■ Records provided
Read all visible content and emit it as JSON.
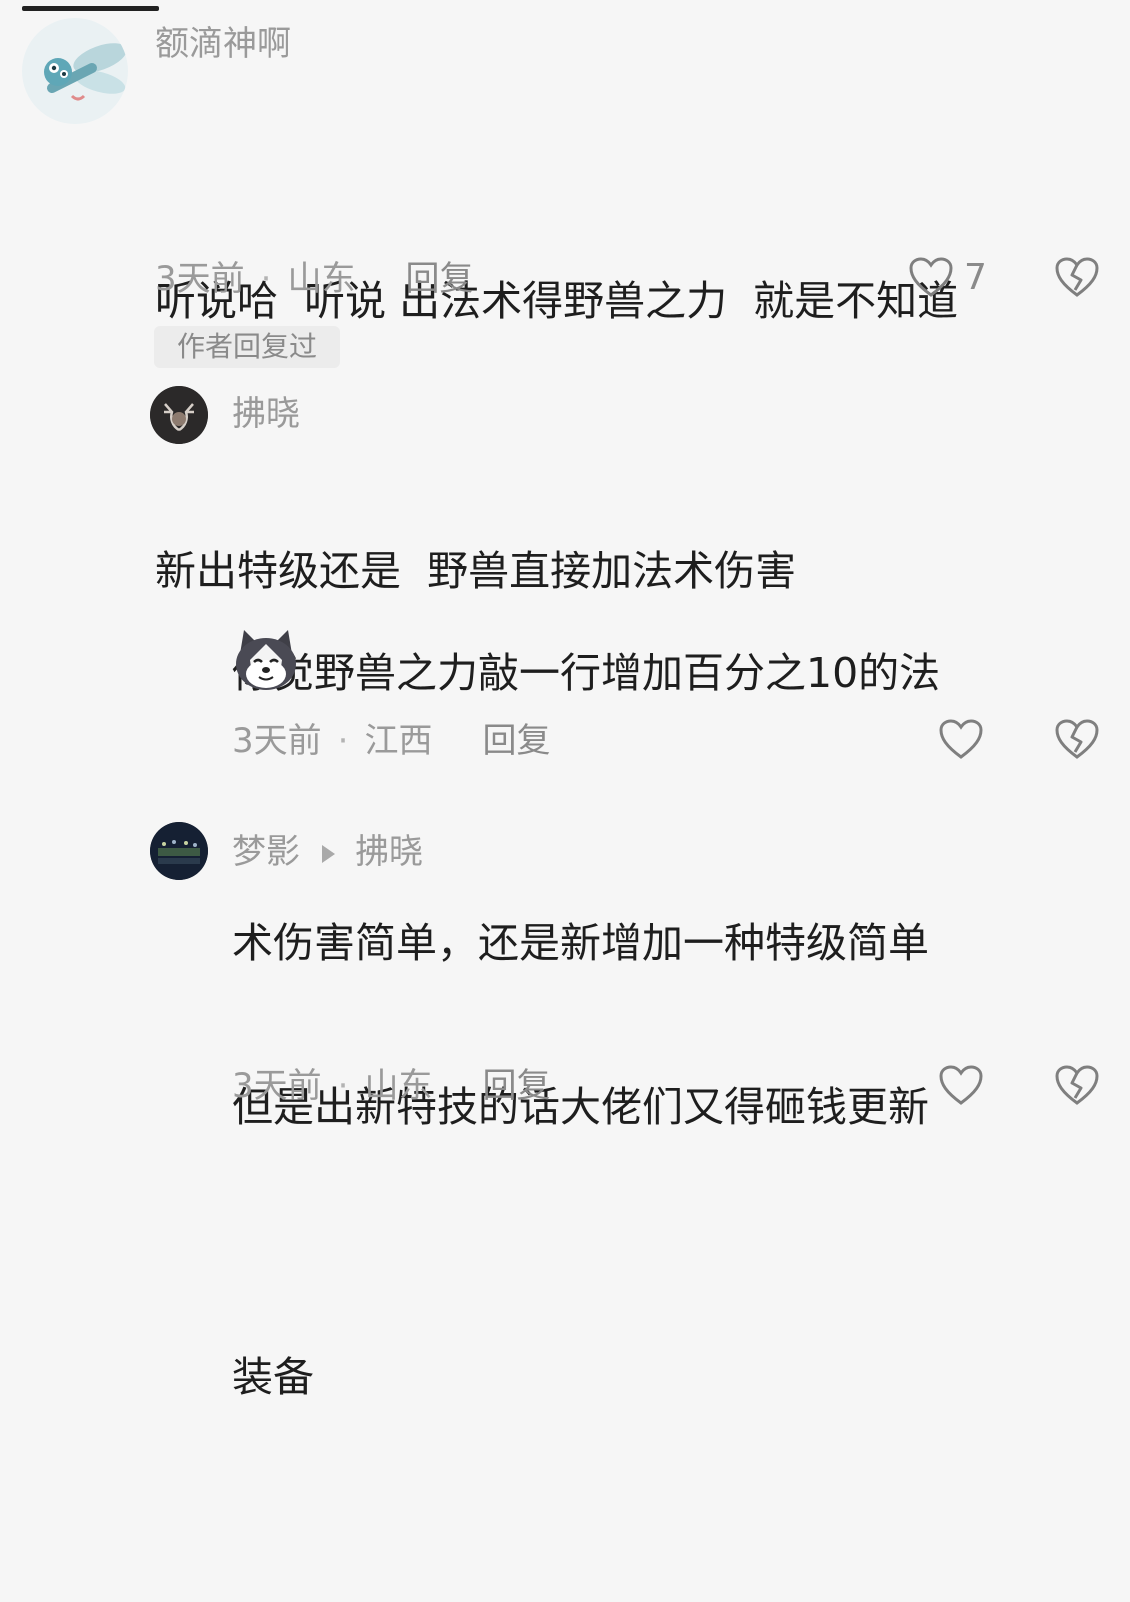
{
  "comments": [
    {
      "username": "额滴神啊",
      "lines": [
        "听说哈  听说 出法术得野兽之力  就是不知道",
        "新出特级还是  野兽直接加法术伤害"
      ],
      "time": "3天前",
      "location": "山东",
      "reply_label": "回复",
      "likes": "7"
    },
    {
      "author_badge": "作者回复过",
      "username": "拂晓",
      "lines": [
        "你觉野兽之力敲一行增加百分之10的法",
        "术伤害简单，还是新增加一种特级简单"
      ],
      "emoji": "husky-emoji",
      "time": "3天前",
      "location": "江西",
      "reply_label": "回复"
    },
    {
      "username": "梦影",
      "reply_to": "拂晓",
      "lines": [
        "但是出新特技的话大佬们又得砸钱更新",
        "装备"
      ],
      "time": "3天前",
      "location": "山东",
      "reply_label": "回复"
    }
  ],
  "colors": {
    "background": "#f6f6f6",
    "text": "#1e1e1e",
    "muted": "#9a9a9a",
    "badge_bg": "#ececec"
  }
}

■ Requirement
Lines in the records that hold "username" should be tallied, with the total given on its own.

■ Response area
3